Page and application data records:

|---|

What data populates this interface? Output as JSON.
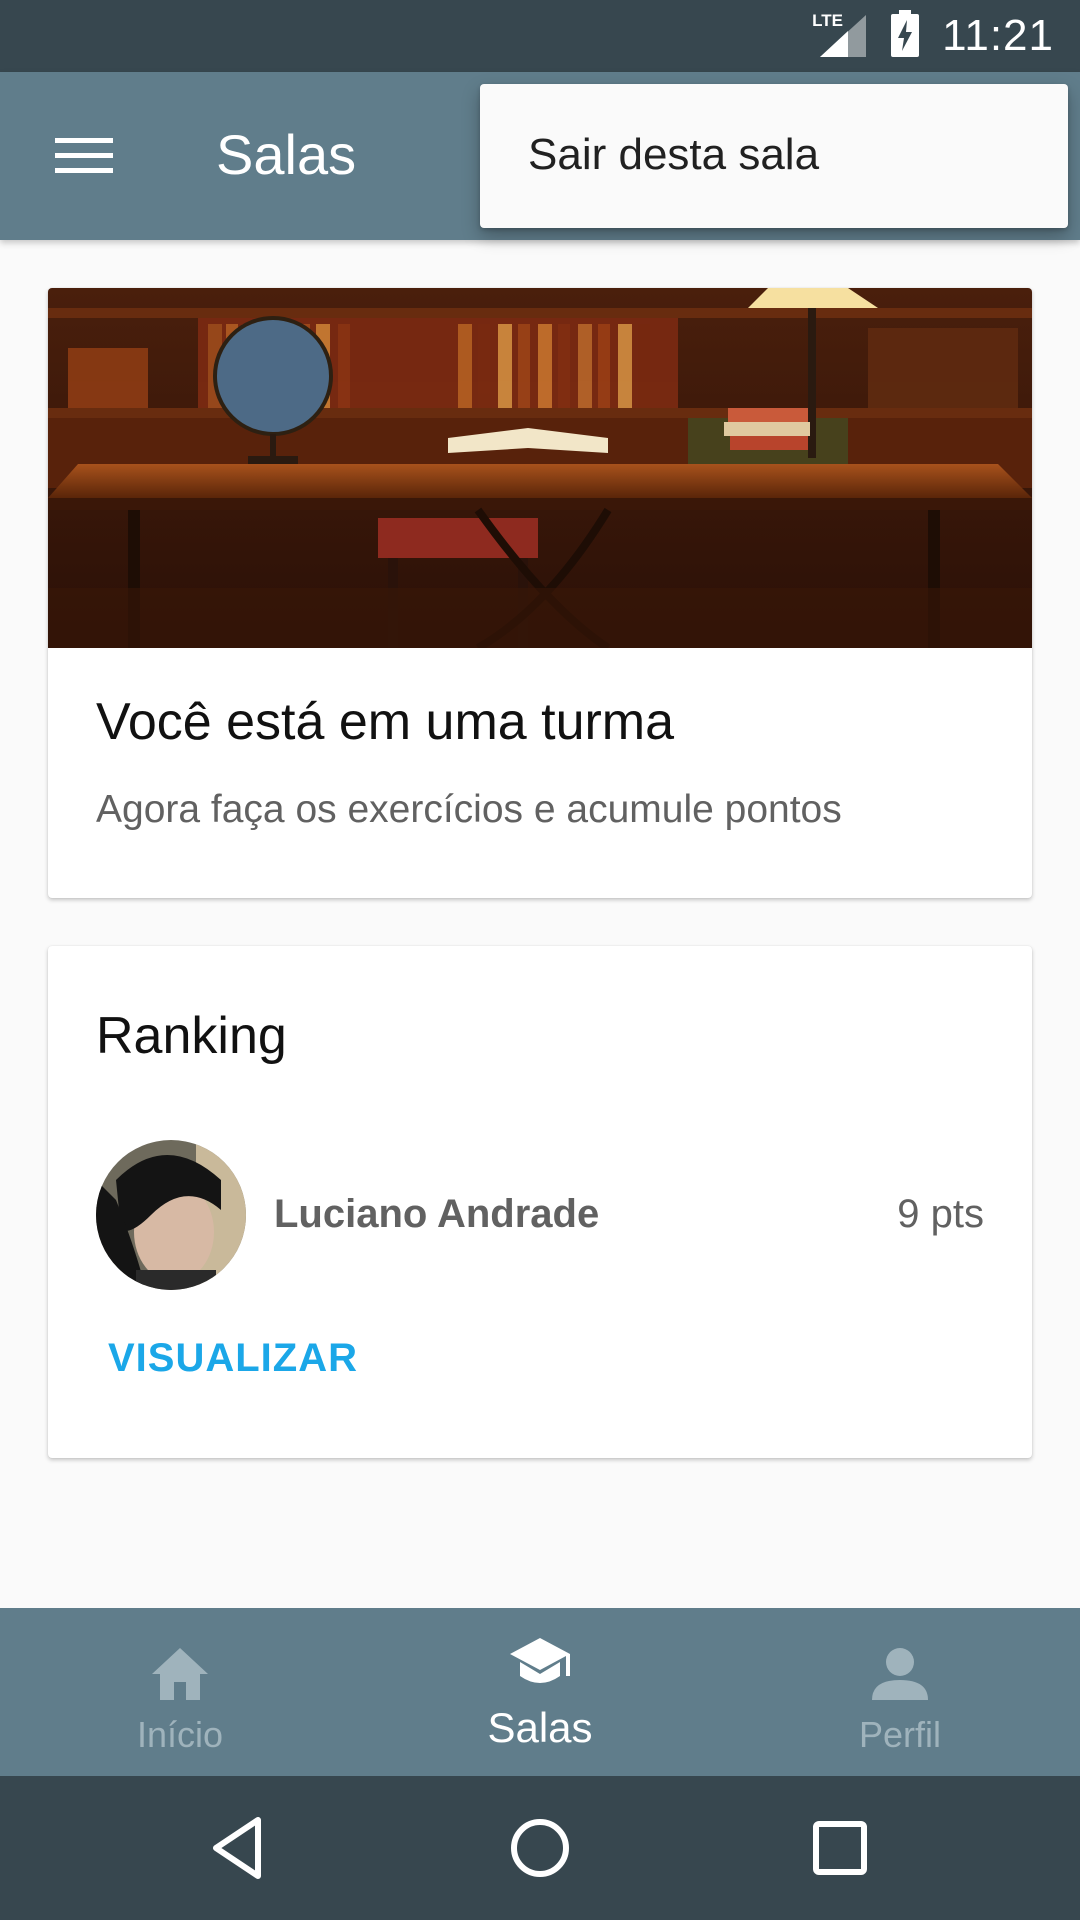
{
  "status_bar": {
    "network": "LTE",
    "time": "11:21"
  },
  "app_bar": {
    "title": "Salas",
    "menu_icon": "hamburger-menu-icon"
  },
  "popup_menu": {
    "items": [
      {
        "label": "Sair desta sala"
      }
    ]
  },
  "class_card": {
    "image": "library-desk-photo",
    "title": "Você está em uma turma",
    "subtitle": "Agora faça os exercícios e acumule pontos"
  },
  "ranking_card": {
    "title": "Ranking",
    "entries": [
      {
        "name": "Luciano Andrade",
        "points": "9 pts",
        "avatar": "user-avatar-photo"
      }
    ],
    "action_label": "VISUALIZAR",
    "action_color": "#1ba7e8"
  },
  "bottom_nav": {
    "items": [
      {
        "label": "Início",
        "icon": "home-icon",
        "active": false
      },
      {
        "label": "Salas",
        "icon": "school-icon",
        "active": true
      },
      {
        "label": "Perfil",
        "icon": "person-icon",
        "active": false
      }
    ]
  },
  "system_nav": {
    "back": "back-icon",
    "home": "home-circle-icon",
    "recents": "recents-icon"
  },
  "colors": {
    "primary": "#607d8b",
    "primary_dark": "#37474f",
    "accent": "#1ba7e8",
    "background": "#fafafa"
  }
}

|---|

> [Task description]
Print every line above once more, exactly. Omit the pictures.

> [Written solution]
What data populates this interface? Output as JSON.
{
  "status_bar": {
    "network": "LTE",
    "time": "11:21"
  },
  "app_bar": {
    "title": "Salas",
    "menu_icon": "hamburger-menu-icon"
  },
  "popup_menu": {
    "items": [
      {
        "label": "Sair desta sala"
      }
    ]
  },
  "class_card": {
    "image": "library-desk-photo",
    "title": "Você está em uma turma",
    "subtitle": "Agora faça os exercícios e acumule pontos"
  },
  "ranking_card": {
    "title": "Ranking",
    "entries": [
      {
        "name": "Luciano Andrade",
        "points": "9 pts",
        "avatar": "user-avatar-photo"
      }
    ],
    "action_label": "VISUALIZAR",
    "action_color": "#1ba7e8"
  },
  "bottom_nav": {
    "items": [
      {
        "label": "Início",
        "icon": "home-icon",
        "active": false
      },
      {
        "label": "Salas",
        "icon": "school-icon",
        "active": true
      },
      {
        "label": "Perfil",
        "icon": "person-icon",
        "active": false
      }
    ]
  },
  "system_nav": {
    "back": "back-icon",
    "home": "home-circle-icon",
    "recents": "recents-icon"
  },
  "colors": {
    "primary": "#607d8b",
    "primary_dark": "#37474f",
    "accent": "#1ba7e8",
    "background": "#fafafa"
  }
}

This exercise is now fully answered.